What a profound insight: "A simple yet powerful commandment [Jesus Christ] told His disciples, one that He repeated three times over, 'Love one another; as I have loved you' (John 13:34-35). I am so glad this commandment didn’t include disclaimers. Can you imagine, 'Love one another, except when someone does not believe or act as you do, then please disregard this commandment'? It sounds absurd when it’s in this context, but when life gets real and loved ones disagree on personal matters, this simple but powerful statement can get lost in translation."
I never thought I’d be in a mixed-faith marriage. We hadn’t even celebrated our first wedding anniversary before my husband told me he no longer identified with most of the teachings of the Church. I was hurt and confused. We both were. I had imagined this honeymoon stage playing out very differently. Rather than focusing on this new exciting thing called marriage, we were trying to compromise on theology, lifestyle, and what felt like our entire future.
Where do we go? How do we navigate this journey? Who do I choose?
"This isn’t fair.”

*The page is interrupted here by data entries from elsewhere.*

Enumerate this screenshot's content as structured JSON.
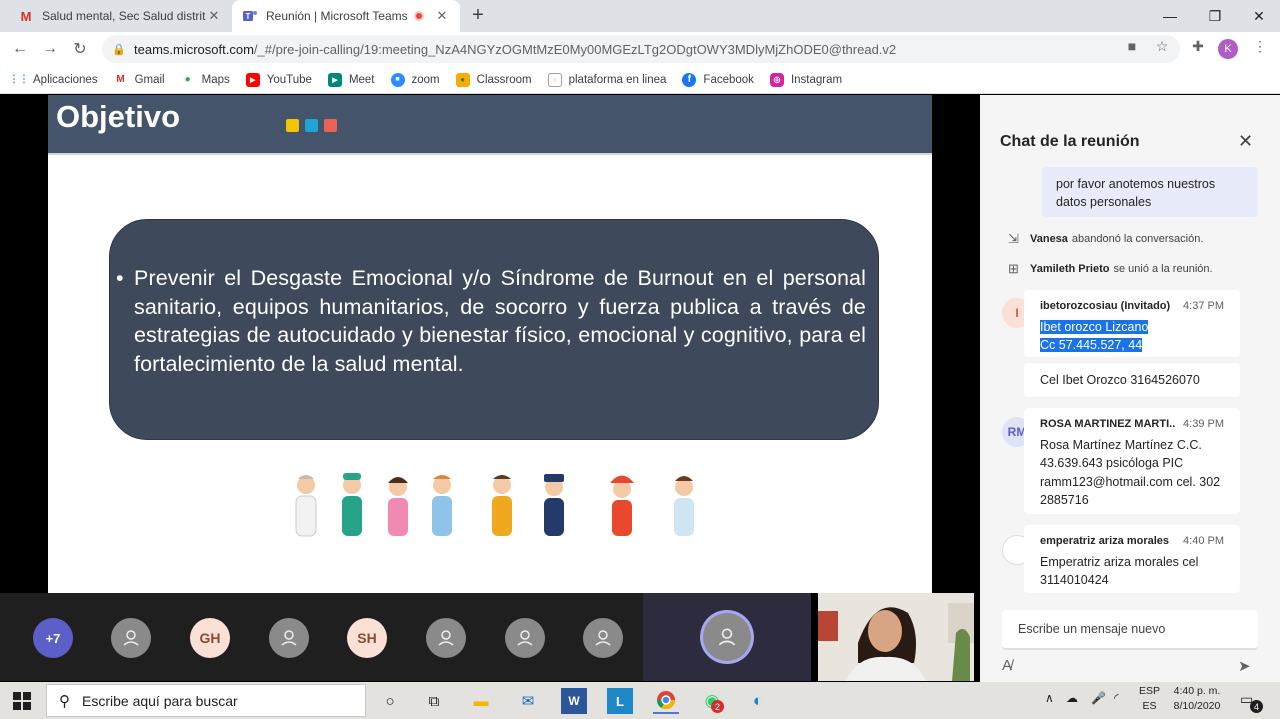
{
  "browser": {
    "tabs": [
      {
        "title": "Salud mental, Sec Salud distrital ·"
      },
      {
        "title": "Reunión | Microsoft Teams"
      }
    ],
    "url_host": "teams.microsoft.com",
    "url_path": "/_#/pre-join-calling/19:meeting_NzA4NGYzOGMtMzE0My00MGEzLTg2ODgtOWY3MDlyMjZhODE0@thread.v2",
    "profile_initial": "K",
    "bookmarks": [
      "Aplicaciones",
      "Gmail",
      "Maps",
      "YouTube",
      "Meet",
      "zoom",
      "Classroom",
      "plataforma en linea",
      "Facebook",
      "Instagram"
    ]
  },
  "slide": {
    "title": "Objetivo",
    "square_colors": [
      "#f5c400",
      "#1ea5d6",
      "#e8625a"
    ],
    "bullet": "Prevenir el Desgaste Emocional y/o Síndrome de Burnout en el personal sanitario, equipos humanitarios, de socorro y fuerza publica a través de estrategias de autocuidado y bienestar físico, emocional y cognitivo, para el fortalecimiento de la salud mental."
  },
  "participants": {
    "more": "+7",
    "tiles": [
      "",
      "GH",
      "",
      "SH",
      "",
      "",
      ""
    ]
  },
  "chat": {
    "title": "Chat de la reunión",
    "own_message": "por favor anotemos nuestros datos personales",
    "events": [
      {
        "name": "Vanesa",
        "text": "abandonó la conversación."
      },
      {
        "name": "Yamileth Prieto",
        "text": "se unió a la reunión."
      }
    ],
    "messages": [
      {
        "initials": "I",
        "sender": "ibetorozcosiau (Invitado)",
        "time": "4:37 PM",
        "line1": "Ibet orozco Lizcano",
        "line2": "Cc 57.445.527, 44"
      },
      {
        "text": "Cel Ibet Orozco 3164526070"
      },
      {
        "initials": "RM",
        "sender": "ROSA MARTINEZ MARTI...",
        "time": "4:39 PM",
        "text": "Rosa Martínez Martínez C.C. 43.639.643 psicóloga PIC ramm123@hotmail.com cel. 302 2885716"
      },
      {
        "sender": "emperatriz ariza morales",
        "time": "4:40 PM",
        "text": "Emperatriz ariza morales cel 3114010424"
      }
    ],
    "compose_placeholder": "Escribe un mensaje nuevo"
  },
  "taskbar": {
    "search_placeholder": "Escribe aquí para buscar",
    "lang_top": "ESP",
    "lang_bottom": "ES",
    "time": "4:40 p. m.",
    "date": "8/10/2020",
    "whatsapp_badge": "2",
    "notif_badge": "4"
  }
}
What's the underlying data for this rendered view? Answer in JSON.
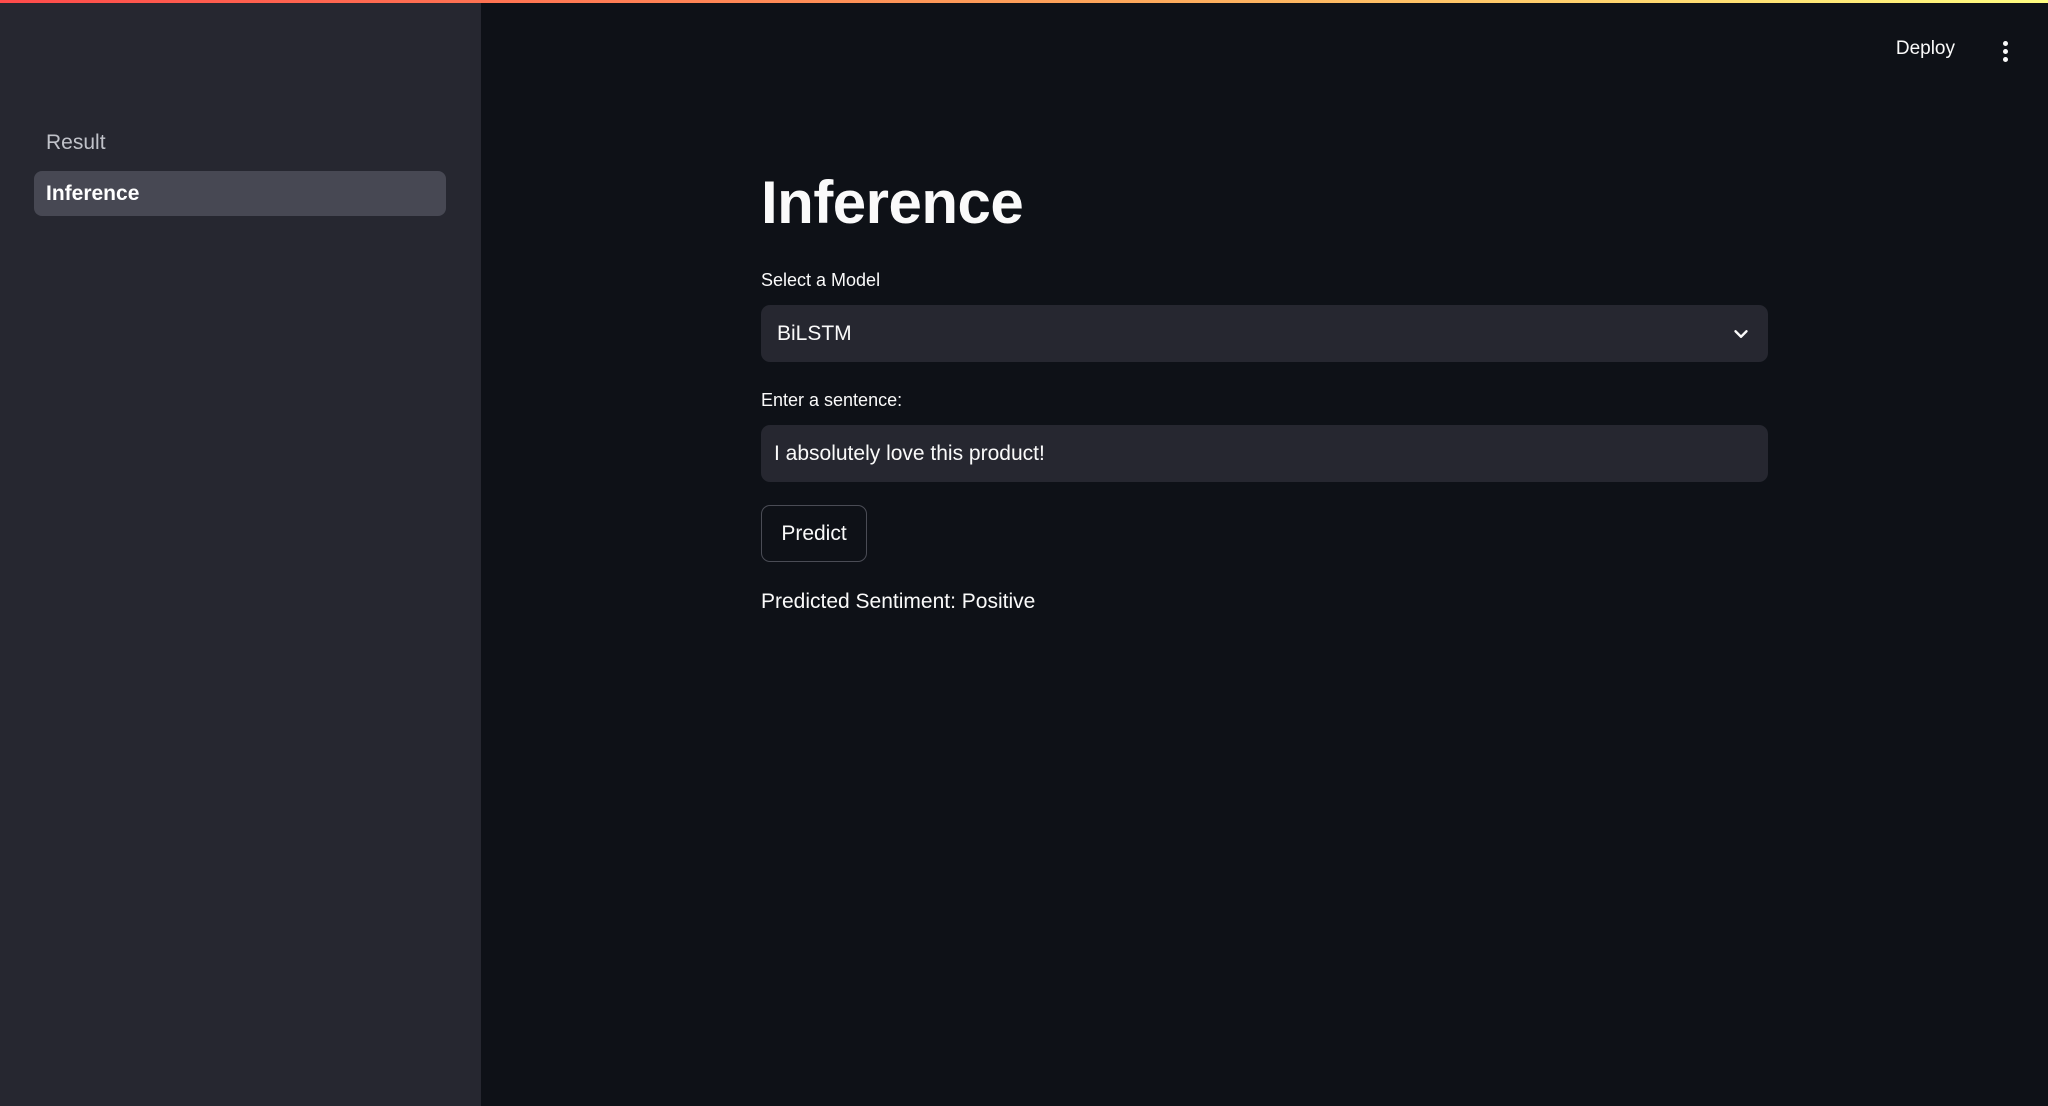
{
  "sidebar": {
    "items": [
      {
        "label": "Result",
        "active": false
      },
      {
        "label": "Inference",
        "active": true
      }
    ]
  },
  "header": {
    "deploy_label": "Deploy",
    "menu_icon": "kebab-menu-icon"
  },
  "main": {
    "title": "Inference",
    "model_select": {
      "label": "Select a Model",
      "value": "BiLSTM",
      "icon": "chevron-down-icon"
    },
    "sentence_input": {
      "label": "Enter a sentence:",
      "value": "I absolutely love this product!"
    },
    "predict_label": "Predict",
    "result": "Predicted Sentiment: Positive"
  },
  "colors": {
    "background": "#0e1117",
    "sidebar": "#262730",
    "active_item": "#474853",
    "accent_gradient_start": "#ff4b4b",
    "accent_gradient_end": "#fffd80"
  }
}
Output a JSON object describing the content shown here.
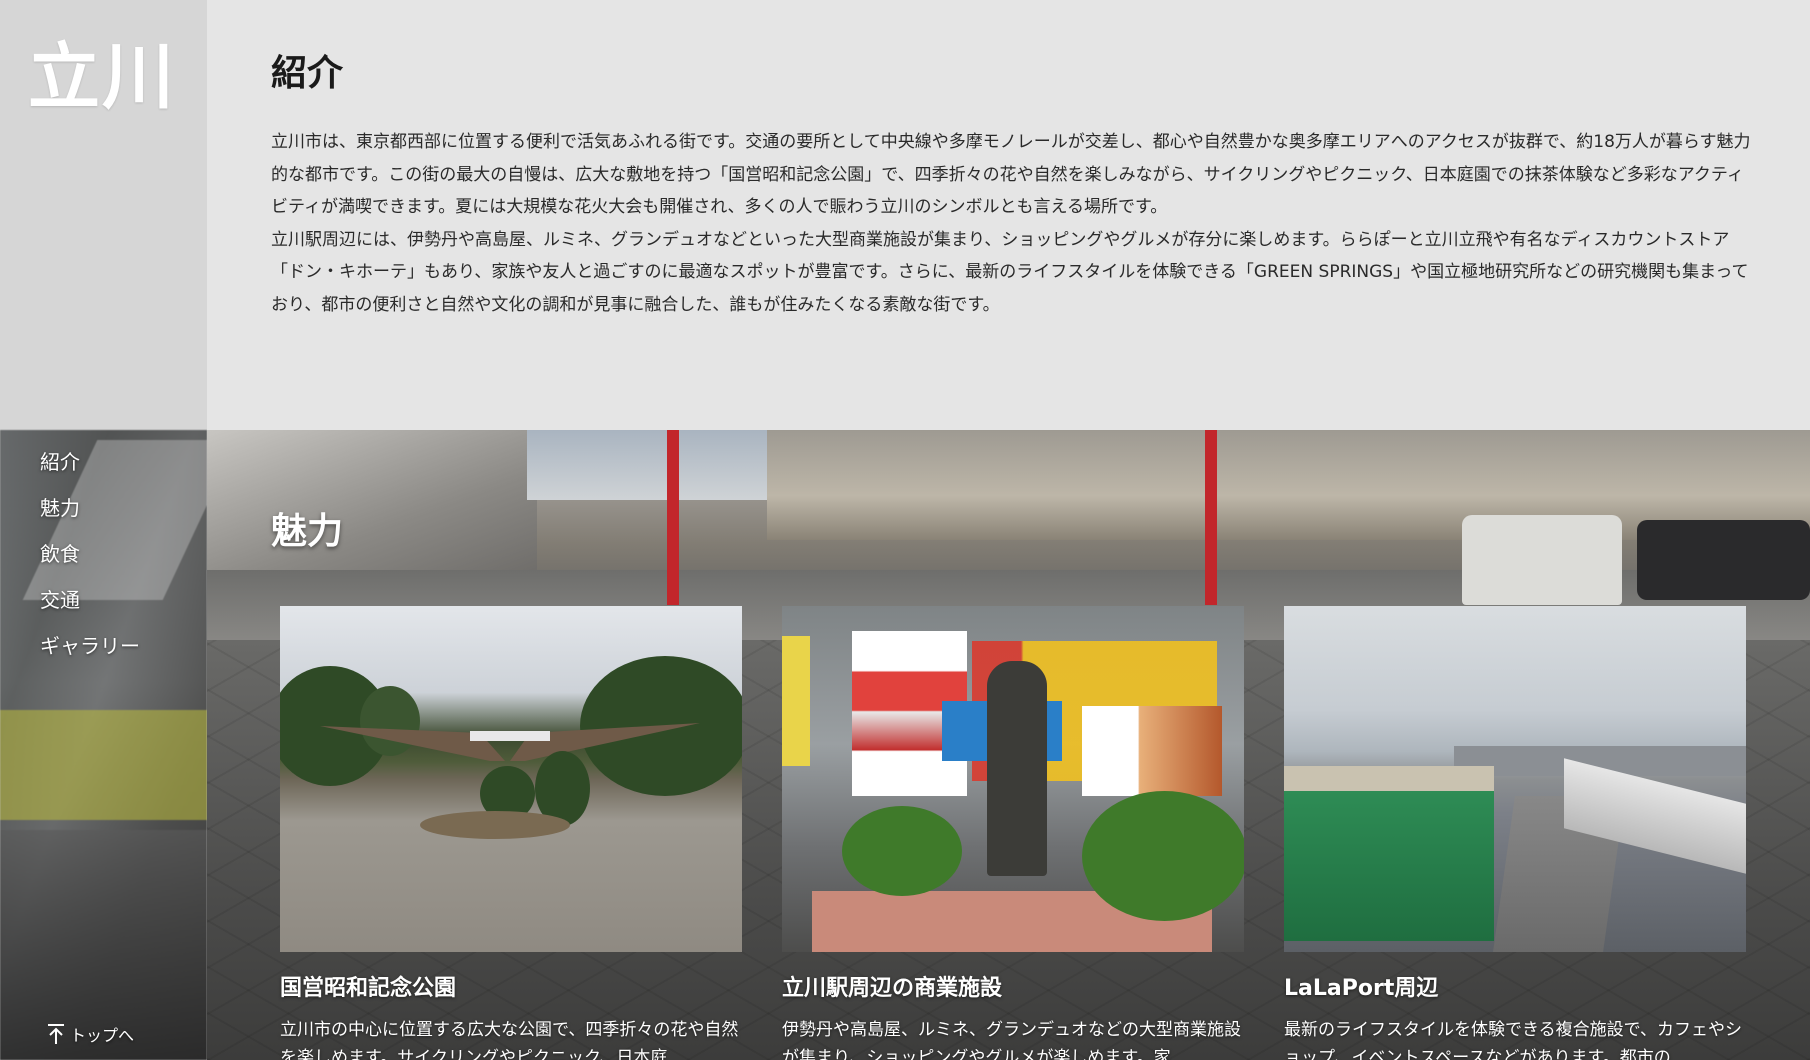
{
  "site": {
    "logo": "立川"
  },
  "nav": {
    "items": [
      "紹介",
      "魅力",
      "飲食",
      "交通",
      "ギャラリー"
    ],
    "to_top": "トップへ"
  },
  "intro": {
    "title": "紹介",
    "paragraph1": "立川市は、東京都西部に位置する便利で活気あふれる街です。交通の要所として中央線や多摩モノレールが交差し、都心や自然豊かな奥多摩エリアへのアクセスが抜群で、約18万人が暮らす魅力的な都市です。この街の最大の自慢は、広大な敷地を持つ「国営昭和記念公園」で、四季折々の花や自然を楽しみながら、サイクリングやピクニック、日本庭園での抹茶体験など多彩なアクティビティが満喫できます。夏には大規模な花火大会も開催され、多くの人で賑わう立川のシンボルとも言える場所です。",
    "paragraph2": "立川駅周辺には、伊勢丹や高島屋、ルミネ、グランデュオなどといった大型商業施設が集まり、ショッピングやグルメが存分に楽しめます。ららぽーと立川立飛や有名なディスカウントストア「ドン・キホーテ」もあり、家族や友人と過ごすのに最適なスポットが豊富です。さらに、最新のライフスタイルを体験できる「GREEN SPRINGS」や国立極地研究所などの研究機関も集まっており、都市の便利さと自然や文化の調和が見事に融合した、誰もが住みたくなる素敵な街です。"
  },
  "charm": {
    "title": "魅力",
    "cards": [
      {
        "title": "国営昭和記念公園",
        "desc": "立川市の中心に位置する広大な公園で、四季折々の花や自然を楽しめます。サイクリングやピクニック、日本庭"
      },
      {
        "title": "立川駅周辺の商業施設",
        "desc": "伊勢丹や高島屋、ルミネ、グランデュオなどの大型商業施設が集まり、ショッピングやグルメが楽しめます。家"
      },
      {
        "title": "LaLaPort周辺",
        "desc": "最新のライフスタイルを体験できる複合施設で、カフェやショップ、イベントスペースなどがあります。都市の"
      }
    ]
  },
  "colors": {
    "background": "#e5e5e5",
    "sidebar": "#d6d6d6",
    "text": "#2a2a2a",
    "accent_red": "#c2262b"
  }
}
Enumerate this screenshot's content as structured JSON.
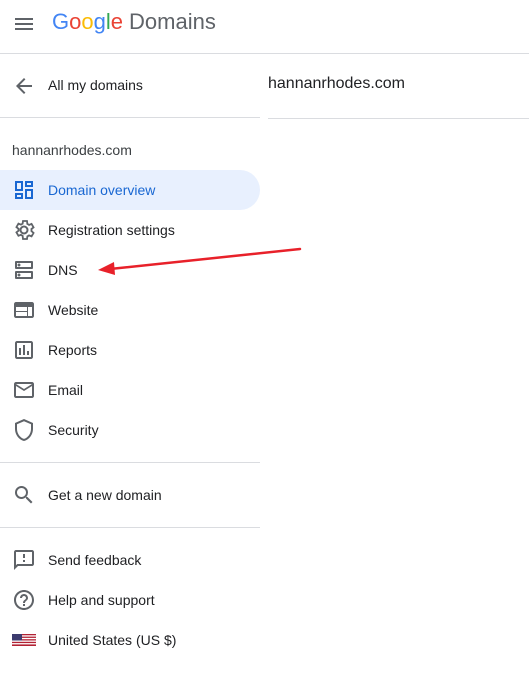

My husband’s beliefs changed, and as a result I’m the one who suffered the consequences. Or at least that’s what it felt like. It wasn’t until we started to become more open about his changes in beliefs with those around us that I realized I wasn’t the only one suffering. My husband was having a very hard time with this transition too. Though they might have had good intentions, he felt that people were more interested in fixing him and not so much in understanding him. While there are times to have faith-promoting conversations, there are also times, I believe, that are better served by just listening and trying to understand.